- Data shown -
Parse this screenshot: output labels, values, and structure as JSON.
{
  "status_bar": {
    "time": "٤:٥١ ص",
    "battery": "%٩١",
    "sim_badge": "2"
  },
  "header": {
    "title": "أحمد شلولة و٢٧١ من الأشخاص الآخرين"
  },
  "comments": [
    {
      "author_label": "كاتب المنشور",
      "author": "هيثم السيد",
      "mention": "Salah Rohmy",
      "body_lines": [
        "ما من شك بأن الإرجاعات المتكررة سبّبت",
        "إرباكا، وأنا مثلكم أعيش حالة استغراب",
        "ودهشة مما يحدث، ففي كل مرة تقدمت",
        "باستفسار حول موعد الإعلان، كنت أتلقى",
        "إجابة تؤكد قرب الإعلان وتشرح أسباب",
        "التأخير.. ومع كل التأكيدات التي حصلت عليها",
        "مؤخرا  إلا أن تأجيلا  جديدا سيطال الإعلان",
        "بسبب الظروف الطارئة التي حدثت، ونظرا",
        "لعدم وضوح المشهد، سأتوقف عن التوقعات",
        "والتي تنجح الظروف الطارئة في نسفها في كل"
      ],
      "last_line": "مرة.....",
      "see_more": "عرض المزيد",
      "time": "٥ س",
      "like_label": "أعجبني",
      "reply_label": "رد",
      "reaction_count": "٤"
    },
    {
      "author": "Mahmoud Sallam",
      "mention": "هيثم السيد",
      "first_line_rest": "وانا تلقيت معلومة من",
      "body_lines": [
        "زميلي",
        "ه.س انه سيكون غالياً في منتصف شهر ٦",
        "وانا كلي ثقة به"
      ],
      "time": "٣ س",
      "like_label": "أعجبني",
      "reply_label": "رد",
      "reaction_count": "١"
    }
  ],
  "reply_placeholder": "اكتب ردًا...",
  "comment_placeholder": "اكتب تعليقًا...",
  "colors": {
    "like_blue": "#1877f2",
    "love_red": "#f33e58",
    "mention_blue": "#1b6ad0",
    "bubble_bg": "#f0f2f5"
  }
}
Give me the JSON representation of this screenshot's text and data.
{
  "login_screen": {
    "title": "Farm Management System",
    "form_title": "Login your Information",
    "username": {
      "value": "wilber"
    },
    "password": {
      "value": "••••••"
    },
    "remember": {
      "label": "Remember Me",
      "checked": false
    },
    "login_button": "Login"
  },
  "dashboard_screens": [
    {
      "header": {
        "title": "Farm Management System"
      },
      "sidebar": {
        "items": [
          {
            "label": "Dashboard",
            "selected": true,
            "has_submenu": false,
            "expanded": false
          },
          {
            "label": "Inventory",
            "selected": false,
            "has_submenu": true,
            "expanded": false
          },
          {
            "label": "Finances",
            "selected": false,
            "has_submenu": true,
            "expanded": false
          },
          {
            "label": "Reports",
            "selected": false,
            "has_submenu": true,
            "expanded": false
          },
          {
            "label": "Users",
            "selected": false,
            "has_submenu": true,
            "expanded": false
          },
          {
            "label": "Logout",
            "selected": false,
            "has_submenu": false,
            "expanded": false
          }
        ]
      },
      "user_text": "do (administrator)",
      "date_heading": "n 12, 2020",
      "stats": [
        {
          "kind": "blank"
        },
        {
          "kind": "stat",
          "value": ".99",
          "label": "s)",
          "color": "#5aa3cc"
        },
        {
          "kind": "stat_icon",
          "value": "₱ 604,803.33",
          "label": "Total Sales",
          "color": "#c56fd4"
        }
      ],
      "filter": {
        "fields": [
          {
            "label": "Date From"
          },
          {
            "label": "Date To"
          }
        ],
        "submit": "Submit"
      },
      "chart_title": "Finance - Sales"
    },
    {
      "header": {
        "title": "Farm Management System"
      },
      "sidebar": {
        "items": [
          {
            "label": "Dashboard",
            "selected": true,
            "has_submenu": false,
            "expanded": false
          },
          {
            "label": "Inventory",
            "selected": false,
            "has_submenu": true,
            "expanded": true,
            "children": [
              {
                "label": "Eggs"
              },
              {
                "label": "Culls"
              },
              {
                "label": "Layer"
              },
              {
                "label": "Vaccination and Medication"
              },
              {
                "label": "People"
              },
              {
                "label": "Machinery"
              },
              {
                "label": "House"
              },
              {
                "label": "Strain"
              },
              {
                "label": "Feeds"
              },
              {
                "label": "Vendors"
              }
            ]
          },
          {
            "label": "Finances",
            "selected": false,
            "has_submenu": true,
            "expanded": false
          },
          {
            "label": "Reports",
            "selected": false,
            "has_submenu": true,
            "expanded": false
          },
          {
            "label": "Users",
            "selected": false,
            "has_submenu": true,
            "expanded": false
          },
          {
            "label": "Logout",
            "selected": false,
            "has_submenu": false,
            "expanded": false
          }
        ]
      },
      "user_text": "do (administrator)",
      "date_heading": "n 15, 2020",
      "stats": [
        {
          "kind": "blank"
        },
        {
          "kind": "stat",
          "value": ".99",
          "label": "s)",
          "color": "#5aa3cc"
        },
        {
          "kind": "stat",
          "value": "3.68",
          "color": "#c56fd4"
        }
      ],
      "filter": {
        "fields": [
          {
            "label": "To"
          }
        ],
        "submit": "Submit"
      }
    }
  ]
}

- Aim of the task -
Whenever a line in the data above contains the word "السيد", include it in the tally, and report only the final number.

- Written answer -
2